Record extracts START

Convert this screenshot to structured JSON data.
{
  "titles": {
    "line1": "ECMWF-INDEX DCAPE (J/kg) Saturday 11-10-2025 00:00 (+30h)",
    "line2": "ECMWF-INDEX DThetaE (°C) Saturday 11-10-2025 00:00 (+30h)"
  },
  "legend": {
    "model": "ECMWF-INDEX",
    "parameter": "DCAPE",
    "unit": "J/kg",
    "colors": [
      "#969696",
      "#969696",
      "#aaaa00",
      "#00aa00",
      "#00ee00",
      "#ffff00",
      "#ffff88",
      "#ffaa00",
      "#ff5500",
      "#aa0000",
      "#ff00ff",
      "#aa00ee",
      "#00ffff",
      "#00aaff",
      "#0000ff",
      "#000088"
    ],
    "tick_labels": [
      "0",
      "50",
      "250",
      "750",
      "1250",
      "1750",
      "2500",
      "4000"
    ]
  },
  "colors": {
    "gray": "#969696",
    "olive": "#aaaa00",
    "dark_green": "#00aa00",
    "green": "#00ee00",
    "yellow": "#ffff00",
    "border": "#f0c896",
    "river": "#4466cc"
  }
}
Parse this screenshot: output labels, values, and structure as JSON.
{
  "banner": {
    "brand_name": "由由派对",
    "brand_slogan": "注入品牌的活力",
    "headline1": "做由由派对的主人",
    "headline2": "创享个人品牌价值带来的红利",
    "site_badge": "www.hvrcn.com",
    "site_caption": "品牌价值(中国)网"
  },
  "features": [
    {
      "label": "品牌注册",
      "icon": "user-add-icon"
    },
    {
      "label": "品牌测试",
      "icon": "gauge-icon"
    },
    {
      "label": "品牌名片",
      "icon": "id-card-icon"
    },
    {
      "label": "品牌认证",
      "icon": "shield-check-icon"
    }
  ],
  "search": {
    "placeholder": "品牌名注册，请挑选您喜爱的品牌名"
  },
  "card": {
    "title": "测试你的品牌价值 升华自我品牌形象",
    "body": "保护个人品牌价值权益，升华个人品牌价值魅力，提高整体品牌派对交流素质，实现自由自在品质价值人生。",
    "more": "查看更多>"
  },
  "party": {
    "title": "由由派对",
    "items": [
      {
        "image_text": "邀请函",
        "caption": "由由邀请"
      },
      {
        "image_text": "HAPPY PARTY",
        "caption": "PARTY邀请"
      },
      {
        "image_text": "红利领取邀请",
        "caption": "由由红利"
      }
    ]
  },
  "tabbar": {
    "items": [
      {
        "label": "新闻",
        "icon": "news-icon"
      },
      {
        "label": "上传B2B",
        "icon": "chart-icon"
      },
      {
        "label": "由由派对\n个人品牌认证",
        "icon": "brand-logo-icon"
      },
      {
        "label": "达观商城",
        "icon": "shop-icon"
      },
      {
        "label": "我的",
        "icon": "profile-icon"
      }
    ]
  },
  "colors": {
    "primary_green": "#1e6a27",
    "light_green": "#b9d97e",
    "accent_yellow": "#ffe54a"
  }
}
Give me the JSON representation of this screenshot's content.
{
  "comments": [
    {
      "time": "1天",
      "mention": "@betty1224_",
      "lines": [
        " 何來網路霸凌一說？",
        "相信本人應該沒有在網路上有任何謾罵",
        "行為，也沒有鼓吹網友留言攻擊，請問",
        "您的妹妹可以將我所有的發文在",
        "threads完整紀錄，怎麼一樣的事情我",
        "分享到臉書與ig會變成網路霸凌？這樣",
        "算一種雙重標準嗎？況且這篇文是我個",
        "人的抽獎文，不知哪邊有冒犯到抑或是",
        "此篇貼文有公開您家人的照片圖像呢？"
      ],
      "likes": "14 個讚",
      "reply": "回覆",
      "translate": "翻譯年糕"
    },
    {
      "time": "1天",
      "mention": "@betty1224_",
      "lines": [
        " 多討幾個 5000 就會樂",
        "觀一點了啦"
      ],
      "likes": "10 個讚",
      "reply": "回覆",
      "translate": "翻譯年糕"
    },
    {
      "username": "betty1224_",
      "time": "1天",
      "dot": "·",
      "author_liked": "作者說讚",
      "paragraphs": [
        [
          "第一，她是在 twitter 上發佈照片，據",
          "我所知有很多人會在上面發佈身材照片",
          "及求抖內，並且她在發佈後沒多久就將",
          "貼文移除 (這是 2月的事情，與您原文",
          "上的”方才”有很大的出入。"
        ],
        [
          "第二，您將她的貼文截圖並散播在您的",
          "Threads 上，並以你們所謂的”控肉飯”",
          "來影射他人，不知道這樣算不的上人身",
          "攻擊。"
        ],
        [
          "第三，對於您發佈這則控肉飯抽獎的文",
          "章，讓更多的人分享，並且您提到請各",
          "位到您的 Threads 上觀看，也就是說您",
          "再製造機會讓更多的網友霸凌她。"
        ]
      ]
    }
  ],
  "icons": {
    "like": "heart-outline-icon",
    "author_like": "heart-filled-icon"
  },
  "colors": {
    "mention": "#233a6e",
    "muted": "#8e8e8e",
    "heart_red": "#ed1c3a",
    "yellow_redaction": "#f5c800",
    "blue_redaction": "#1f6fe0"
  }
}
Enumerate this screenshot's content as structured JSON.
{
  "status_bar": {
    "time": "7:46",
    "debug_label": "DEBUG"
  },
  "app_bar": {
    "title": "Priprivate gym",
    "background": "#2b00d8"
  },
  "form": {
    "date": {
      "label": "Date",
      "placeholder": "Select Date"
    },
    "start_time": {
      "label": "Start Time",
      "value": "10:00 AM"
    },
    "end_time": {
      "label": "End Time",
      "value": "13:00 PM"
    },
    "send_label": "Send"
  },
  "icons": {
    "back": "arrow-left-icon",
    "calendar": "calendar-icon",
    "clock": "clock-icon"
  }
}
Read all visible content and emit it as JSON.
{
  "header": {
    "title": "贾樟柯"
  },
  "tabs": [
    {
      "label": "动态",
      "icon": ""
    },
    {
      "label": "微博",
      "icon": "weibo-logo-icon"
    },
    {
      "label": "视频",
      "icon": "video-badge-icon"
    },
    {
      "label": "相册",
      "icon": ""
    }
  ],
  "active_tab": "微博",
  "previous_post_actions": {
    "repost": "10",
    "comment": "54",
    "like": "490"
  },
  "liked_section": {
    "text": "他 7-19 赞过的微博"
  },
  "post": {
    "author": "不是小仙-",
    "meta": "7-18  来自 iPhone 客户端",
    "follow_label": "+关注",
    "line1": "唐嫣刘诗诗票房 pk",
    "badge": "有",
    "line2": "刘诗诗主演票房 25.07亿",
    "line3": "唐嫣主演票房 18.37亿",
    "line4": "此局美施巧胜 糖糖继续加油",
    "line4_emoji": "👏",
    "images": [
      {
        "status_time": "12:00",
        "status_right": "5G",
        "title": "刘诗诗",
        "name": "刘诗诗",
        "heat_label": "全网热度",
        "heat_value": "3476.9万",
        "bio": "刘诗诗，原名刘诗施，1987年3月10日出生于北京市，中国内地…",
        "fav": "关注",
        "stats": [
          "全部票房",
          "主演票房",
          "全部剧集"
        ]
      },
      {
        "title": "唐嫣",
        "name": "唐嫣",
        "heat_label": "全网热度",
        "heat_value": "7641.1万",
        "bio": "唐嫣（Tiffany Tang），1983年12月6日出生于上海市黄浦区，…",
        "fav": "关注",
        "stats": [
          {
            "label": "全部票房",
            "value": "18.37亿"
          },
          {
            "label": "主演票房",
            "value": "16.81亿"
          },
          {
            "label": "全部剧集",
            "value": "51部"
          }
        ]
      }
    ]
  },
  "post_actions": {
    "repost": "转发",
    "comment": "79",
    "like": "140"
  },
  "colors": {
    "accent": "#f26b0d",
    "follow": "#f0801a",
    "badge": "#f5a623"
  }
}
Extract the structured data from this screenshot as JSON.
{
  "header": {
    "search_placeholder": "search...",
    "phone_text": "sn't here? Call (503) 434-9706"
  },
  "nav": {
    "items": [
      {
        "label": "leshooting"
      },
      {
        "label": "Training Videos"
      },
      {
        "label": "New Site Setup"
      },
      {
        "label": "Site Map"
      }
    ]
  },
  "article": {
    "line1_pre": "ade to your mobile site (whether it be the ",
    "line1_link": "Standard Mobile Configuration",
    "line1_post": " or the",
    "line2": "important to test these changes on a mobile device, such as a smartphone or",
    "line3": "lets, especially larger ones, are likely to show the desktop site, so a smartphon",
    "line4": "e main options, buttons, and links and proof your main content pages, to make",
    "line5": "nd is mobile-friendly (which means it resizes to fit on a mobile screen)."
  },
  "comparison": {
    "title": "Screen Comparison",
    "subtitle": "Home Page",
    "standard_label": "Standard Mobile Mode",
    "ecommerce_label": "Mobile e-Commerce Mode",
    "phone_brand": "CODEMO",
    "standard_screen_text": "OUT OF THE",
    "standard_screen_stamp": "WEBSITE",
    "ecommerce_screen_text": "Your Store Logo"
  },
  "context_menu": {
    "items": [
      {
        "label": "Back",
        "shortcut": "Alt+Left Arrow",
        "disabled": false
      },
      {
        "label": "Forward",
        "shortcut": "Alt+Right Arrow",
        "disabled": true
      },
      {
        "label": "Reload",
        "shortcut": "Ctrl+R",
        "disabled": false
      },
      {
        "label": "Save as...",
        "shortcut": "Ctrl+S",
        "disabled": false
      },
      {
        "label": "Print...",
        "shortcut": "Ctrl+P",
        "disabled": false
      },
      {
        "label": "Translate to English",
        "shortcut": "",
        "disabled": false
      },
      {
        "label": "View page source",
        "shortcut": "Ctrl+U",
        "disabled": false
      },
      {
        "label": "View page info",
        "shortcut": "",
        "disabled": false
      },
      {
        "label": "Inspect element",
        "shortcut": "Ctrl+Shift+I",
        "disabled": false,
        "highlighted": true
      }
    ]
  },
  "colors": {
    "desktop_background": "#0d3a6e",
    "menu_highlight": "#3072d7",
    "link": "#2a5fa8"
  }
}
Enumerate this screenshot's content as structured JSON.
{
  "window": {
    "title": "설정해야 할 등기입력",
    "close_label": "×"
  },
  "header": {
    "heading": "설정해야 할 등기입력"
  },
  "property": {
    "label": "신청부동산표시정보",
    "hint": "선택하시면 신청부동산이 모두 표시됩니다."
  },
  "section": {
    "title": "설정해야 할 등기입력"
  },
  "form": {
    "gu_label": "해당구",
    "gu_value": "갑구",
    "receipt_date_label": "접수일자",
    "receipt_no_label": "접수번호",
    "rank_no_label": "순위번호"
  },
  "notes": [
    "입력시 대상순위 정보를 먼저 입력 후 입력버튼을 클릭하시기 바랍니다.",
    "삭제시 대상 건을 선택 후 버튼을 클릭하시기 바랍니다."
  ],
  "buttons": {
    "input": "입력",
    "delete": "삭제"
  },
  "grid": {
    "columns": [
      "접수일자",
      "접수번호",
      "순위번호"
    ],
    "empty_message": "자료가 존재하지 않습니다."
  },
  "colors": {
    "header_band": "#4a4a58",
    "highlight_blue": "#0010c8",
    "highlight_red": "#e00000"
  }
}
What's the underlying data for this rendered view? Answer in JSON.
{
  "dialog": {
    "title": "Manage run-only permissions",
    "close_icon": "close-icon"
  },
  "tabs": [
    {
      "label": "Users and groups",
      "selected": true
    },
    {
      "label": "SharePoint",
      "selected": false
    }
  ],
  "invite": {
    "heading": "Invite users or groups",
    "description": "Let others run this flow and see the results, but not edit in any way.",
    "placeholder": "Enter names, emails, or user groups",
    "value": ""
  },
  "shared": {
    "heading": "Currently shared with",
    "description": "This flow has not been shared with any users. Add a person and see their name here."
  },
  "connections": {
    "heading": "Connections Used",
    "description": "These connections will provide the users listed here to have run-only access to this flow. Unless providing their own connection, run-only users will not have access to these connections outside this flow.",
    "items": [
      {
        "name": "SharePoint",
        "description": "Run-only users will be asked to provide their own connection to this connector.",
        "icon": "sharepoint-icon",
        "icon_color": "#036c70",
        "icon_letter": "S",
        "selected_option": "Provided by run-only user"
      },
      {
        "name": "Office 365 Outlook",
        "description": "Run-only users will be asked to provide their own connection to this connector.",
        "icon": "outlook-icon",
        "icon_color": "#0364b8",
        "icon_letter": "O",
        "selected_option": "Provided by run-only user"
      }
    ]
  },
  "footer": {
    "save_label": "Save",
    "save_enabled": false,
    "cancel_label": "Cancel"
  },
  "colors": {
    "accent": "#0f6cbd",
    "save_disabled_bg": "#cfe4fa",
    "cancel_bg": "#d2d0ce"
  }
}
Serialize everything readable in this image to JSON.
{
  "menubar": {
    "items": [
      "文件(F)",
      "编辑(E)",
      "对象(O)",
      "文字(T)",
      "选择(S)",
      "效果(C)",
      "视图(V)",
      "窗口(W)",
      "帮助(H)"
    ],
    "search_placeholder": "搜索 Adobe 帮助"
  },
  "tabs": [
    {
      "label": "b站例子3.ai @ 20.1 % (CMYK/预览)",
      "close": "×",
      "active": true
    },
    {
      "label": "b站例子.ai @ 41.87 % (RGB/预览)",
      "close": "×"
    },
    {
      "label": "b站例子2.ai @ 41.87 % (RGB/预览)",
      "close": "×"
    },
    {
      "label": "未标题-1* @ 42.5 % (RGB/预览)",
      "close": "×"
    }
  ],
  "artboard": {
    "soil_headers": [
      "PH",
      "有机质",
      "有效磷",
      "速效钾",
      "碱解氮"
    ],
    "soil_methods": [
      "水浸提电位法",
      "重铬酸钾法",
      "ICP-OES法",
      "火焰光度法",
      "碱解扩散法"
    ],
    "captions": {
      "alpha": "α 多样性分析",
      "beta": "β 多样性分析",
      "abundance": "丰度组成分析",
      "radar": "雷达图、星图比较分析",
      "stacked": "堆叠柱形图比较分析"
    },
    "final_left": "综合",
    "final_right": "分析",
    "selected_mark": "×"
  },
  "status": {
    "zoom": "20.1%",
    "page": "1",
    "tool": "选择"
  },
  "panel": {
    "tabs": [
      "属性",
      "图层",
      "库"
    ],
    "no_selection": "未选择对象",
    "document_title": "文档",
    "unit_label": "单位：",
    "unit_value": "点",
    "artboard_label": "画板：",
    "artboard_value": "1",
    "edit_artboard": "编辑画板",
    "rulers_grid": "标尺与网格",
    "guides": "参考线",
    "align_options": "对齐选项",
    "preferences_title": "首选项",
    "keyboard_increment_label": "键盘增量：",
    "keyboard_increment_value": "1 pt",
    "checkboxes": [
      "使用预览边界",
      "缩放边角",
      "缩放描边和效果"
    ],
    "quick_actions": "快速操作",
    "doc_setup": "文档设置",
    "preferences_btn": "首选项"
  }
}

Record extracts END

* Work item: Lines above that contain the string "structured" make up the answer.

* Answer to the problem:
Convert this screenshot to structured JSON data.
Enumerate this screenshot's content as structured JSON.
Extract the structured data from this screenshot as JSON.
Enumerate this screenshot's content as structured JSON.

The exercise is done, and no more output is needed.